Give back each line of the data exactly.

● DATA:
********************
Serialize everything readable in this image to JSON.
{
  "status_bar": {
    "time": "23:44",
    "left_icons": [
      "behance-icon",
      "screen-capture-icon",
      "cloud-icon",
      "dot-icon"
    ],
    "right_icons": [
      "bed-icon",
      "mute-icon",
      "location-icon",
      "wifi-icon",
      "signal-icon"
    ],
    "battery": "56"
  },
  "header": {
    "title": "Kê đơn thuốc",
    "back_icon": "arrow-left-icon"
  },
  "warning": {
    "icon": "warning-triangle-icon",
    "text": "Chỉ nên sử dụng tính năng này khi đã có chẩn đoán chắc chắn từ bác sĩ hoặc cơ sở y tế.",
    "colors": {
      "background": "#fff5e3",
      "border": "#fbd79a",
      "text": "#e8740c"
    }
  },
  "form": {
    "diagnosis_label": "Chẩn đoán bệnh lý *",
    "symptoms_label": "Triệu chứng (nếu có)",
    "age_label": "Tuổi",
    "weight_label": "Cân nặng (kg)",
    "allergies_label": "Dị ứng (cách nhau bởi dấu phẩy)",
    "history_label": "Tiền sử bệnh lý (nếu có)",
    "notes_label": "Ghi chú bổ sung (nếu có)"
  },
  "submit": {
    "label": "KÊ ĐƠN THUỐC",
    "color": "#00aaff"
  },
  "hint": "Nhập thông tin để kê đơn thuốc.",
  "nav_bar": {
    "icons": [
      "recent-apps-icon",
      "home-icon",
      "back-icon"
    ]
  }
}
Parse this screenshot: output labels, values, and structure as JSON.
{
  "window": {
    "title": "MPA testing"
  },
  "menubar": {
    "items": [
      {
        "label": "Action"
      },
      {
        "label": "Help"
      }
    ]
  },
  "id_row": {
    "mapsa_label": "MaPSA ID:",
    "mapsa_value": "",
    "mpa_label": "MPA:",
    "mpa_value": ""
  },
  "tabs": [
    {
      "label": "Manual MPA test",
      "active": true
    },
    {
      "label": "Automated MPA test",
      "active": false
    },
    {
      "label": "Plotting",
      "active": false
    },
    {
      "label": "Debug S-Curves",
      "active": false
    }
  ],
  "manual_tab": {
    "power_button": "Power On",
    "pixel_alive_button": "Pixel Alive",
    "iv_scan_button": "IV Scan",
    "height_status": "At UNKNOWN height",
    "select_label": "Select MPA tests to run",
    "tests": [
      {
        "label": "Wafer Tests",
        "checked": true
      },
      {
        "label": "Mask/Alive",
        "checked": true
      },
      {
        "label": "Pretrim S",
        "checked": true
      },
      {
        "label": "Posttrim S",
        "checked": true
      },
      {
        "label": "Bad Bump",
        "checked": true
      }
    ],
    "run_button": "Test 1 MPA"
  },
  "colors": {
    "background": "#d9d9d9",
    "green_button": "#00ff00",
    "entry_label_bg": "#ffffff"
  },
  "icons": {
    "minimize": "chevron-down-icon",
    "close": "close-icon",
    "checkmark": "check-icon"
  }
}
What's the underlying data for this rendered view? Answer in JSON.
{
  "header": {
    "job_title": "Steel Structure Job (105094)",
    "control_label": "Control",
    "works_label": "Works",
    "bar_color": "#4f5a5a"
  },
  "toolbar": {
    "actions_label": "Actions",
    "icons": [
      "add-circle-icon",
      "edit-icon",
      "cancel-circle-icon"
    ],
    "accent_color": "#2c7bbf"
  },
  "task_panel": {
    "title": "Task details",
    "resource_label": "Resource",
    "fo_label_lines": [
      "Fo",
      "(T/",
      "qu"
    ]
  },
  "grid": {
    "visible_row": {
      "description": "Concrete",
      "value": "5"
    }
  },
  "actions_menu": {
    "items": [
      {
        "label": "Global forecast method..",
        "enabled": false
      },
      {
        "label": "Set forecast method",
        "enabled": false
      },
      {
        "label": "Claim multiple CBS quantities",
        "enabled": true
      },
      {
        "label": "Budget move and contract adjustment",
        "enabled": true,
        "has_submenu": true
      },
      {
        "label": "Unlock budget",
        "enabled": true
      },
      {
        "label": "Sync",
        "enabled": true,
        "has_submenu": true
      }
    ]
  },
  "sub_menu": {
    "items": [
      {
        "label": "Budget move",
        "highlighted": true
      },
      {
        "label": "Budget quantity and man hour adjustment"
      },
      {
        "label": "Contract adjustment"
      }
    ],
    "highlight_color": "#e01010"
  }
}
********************
● RESPONSE BELOW:
Serialize everything readable in this image to JSON.
{
  "status_bar": {
    "time": "23:44",
    "left_icons": [
      "behance-icon",
      "screen-capture-icon",
      "cloud-icon",
      "dot-icon"
    ],
    "right_icons": [
      "bed-icon",
      "mute-icon",
      "location-icon",
      "wifi-icon",
      "signal-icon"
    ],
    "battery": "56"
  },
  "header": {
    "title": "Kê đơn thuốc",
    "back_icon": "arrow-left-icon"
  },
  "warning": {
    "icon": "warning-triangle-icon",
    "text": "Chỉ nên sử dụng tính năng này khi đã có chẩn đoán chắc chắn từ bác sĩ hoặc cơ sở y tế.",
    "colors": {
      "background": "#fff5e3",
      "border": "#fbd79a",
      "text": "#e8740c"
    }
  },
  "form": {
    "diagnosis_label": "Chẩn đoán bệnh lý *",
    "symptoms_label": "Triệu chứng (nếu có)",
    "age_label": "Tuổi",
    "weight_label": "Cân nặng (kg)",
    "allergies_label": "Dị ứng (cách nhau bởi dấu phẩy)",
    "history_label": "Tiền sử bệnh lý (nếu có)",
    "notes_label": "Ghi chú bổ sung (nếu có)"
  },
  "submit": {
    "label": "KÊ ĐƠN THUỐC",
    "color": "#00aaff"
  },
  "hint": "Nhập thông tin để kê đơn thuốc.",
  "nav_bar": {
    "icons": [
      "recent-apps-icon",
      "home-icon",
      "back-icon"
    ]
  }
}
Parse this screenshot: output labels, values, and structure as JSON.
{
  "window": {
    "title": "MPA testing"
  },
  "menubar": {
    "items": [
      {
        "label": "Action"
      },
      {
        "label": "Help"
      }
    ]
  },
  "id_row": {
    "mapsa_label": "MaPSA ID:",
    "mapsa_value": "",
    "mpa_label": "MPA:",
    "mpa_value": ""
  },
  "tabs": [
    {
      "label": "Manual MPA test",
      "active": true
    },
    {
      "label": "Automated MPA test",
      "active": false
    },
    {
      "label": "Plotting",
      "active": false
    },
    {
      "label": "Debug S-Curves",
      "active": false
    }
  ],
  "manual_tab": {
    "power_button": "Power On",
    "pixel_alive_button": "Pixel Alive",
    "iv_scan_button": "IV Scan",
    "height_status": "At UNKNOWN height",
    "select_label": "Select MPA tests to run",
    "tests": [
      {
        "label": "Wafer Tests",
        "checked": true
      },
      {
        "label": "Mask/Alive",
        "checked": true
      },
      {
        "label": "Pretrim S",
        "checked": true
      },
      {
        "label": "Posttrim S",
        "checked": true
      },
      {
        "label": "Bad Bump",
        "checked": true
      }
    ],
    "run_button": "Test 1 MPA"
  },
  "colors": {
    "background": "#d9d9d9",
    "green_button": "#00ff00",
    "entry_label_bg": "#ffffff"
  },
  "icons": {
    "minimize": "chevron-down-icon",
    "close": "close-icon",
    "checkmark": "check-icon"
  }
}
What's the underlying data for this rendered view? Answer in JSON.
{
  "header": {
    "job_title": "Steel Structure Job (105094)",
    "control_label": "Control",
    "works_label": "Works",
    "bar_color": "#4f5a5a"
  },
  "toolbar": {
    "actions_label": "Actions",
    "icons": [
      "add-circle-icon",
      "edit-icon",
      "cancel-circle-icon"
    ],
    "accent_color": "#2c7bbf"
  },
  "task_panel": {
    "title": "Task details",
    "resource_label": "Resource",
    "fo_label_lines": [
      "Fo",
      "(T/",
      "qu"
    ]
  },
  "grid": {
    "visible_row": {
      "description": "Concrete",
      "value": "5"
    }
  },
  "actions_menu": {
    "items": [
      {
        "label": "Global forecast method..",
        "enabled": false
      },
      {
        "label": "Set forecast method",
        "enabled": false
      },
      {
        "label": "Claim multiple CBS quantities",
        "enabled": true
      },
      {
        "label": "Budget move and contract adjustment",
        "enabled": true,
        "has_submenu": true
      },
      {
        "label": "Unlock budget",
        "enabled": true
      },
      {
        "label": "Sync",
        "enabled": true,
        "has_submenu": true
      }
    ]
  },
  "sub_menu": {
    "items": [
      {
        "label": "Budget move",
        "highlighted": true
      },
      {
        "label": "Budget quantity and man hour adjustment"
      },
      {
        "label": "Contract adjustment"
      }
    ],
    "highlight_color": "#e01010"
  }
}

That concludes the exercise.